Coronavirus: Pretoria east shoppers scramble for what's left on shelves
Pretoria - Shoppers in Pretoria East were out in their droves, hours ahead of the national shutdown, scrambling for what is still left on the shelves in the supermarkets.
But people especially flocked to the liquor stores following the announcement by police minister Bheki Cele that buying alcohol during the next three weeks is off the cards.
The staff at Tops in Wapadrand were running around to restock empty shelves, which within minutes again ran empty.
Frantic shoppers pushed each other out of the way with filled to the brim trolleys.
They especially stocked-up with a variety of beers and wines.

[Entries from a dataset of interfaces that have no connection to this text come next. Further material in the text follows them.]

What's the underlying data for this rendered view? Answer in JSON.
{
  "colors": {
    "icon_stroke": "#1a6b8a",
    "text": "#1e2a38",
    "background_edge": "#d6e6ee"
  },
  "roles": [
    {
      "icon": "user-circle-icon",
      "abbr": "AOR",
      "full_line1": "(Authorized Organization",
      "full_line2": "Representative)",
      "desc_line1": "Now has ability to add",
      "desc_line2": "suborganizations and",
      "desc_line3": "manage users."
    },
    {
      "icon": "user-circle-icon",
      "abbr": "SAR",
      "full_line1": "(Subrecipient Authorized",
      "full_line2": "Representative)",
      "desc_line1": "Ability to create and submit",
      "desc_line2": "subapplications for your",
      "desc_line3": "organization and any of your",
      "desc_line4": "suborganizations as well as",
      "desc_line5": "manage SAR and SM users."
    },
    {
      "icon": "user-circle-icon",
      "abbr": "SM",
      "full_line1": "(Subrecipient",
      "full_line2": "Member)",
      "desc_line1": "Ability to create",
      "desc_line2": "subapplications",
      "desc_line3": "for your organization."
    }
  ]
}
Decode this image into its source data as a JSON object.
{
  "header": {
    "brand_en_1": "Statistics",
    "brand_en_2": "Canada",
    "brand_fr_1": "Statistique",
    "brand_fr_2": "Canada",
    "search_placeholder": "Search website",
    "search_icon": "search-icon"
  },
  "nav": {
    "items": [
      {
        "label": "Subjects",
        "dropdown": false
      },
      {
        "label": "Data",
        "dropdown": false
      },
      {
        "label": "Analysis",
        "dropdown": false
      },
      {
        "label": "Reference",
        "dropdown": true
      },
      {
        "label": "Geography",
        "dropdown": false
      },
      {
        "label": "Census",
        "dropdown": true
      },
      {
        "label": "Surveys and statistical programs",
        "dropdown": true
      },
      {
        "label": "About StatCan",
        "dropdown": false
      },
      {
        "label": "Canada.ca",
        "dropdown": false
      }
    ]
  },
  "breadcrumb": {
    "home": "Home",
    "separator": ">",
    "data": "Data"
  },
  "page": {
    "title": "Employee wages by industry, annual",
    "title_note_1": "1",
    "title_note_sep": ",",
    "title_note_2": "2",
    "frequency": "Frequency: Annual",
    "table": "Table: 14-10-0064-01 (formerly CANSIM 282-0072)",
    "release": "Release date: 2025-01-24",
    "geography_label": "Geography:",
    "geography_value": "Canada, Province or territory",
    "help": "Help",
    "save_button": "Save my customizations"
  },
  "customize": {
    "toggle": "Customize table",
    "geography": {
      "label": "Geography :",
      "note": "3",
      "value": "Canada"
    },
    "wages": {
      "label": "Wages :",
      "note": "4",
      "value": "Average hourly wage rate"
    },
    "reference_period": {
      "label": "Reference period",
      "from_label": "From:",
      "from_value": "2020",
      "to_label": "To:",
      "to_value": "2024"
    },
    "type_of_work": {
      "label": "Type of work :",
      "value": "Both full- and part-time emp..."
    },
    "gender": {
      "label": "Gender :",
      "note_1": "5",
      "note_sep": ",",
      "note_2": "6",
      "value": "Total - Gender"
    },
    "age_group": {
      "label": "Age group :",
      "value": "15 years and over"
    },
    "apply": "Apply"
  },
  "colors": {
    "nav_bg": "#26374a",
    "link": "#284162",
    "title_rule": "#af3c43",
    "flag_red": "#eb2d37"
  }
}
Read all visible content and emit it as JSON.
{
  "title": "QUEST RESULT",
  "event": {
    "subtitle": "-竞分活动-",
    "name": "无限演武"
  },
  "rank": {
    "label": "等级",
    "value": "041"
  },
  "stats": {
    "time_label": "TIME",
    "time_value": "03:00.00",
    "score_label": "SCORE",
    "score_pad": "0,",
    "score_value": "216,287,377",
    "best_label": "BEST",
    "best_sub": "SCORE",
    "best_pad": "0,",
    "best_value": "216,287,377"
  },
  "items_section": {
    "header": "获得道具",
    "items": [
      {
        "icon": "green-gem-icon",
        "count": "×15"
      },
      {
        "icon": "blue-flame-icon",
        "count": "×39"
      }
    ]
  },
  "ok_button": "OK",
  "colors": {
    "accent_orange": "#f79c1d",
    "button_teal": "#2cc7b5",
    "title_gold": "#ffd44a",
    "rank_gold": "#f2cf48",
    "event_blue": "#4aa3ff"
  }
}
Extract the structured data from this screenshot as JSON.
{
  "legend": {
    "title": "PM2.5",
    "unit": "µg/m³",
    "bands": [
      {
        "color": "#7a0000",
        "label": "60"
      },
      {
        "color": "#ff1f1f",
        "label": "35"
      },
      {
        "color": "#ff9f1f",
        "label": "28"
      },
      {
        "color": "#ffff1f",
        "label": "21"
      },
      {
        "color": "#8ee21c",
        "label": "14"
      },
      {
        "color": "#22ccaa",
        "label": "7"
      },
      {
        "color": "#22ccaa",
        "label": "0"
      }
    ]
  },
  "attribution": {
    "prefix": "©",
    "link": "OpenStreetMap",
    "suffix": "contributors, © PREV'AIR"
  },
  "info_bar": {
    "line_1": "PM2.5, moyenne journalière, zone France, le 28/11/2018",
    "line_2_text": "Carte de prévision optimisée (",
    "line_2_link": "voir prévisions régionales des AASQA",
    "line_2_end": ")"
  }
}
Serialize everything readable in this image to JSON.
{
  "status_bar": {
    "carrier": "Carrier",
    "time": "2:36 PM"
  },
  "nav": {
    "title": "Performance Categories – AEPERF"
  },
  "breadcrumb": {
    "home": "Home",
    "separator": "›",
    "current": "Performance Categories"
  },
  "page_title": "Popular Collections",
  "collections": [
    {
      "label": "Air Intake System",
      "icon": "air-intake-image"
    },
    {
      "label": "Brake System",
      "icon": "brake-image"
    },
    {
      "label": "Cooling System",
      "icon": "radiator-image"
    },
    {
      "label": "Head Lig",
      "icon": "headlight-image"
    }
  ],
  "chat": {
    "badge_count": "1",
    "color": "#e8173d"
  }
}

Queues ran around the shop with people seemingly not minding paying-up for their favourite drinks.
One man, who did not want to be identified, paid his more than R4 000 bill with a smile.
“You never know whether this lock-up will last for more than three weeks, so its better to be safe than sorry,” he said.
Wapadrand resident Yvette Taljaardt, said while she is not stockpiling on alcohol, she wanted to ensure that she had some of her favourite drinks at hand during the next three weeks.
“I saw on the news that we cannot buy alcohol. That is fine and I will survive without it. We will also all be fine during this time, although it won’t be easy.
But this will all be over before we know it.”
Taljaart said she is not bulk buying, as the shops will be open and stocked. I am mostly at this stage stocking on the basics, such as bread and milk.”
Owner of the Wapadrand Spar, Henry van der Watt, confirmed that bread was flying off the shelves.
But as his shop was baking its own bread, he promised that there will always be stock.
“We will assess the situation and bake accordingly, he said”
The shop will remain open from early in the morning to late afternoon, so there is no need for frantic buying.”
As a community supermarket, Taljaart is going out of his way to assist the elderly and a service to deliver food for them during the lockdown, free of charge, is in the pipeline.
Sonja Vermeulen, one of the shoppers with a filled trolley, said as it is uncertain times, she would rather stock-up now.
“It also makes me feel a bit in control during this time which is totally out of our control,” she said.
Meanwhile shops at the Equestria Centre also had their hands full to keep the shelves stocked.
It was especially shops such as the pharmacy and the Woolworths which had to cope with scores of shoppers.
Car guards were meanwhile cashing-in while they were able to, in the busy parking lot.
Martin Skosana said he has no idea what the next few weeks holds for him and his family, as he has no prospects of an income.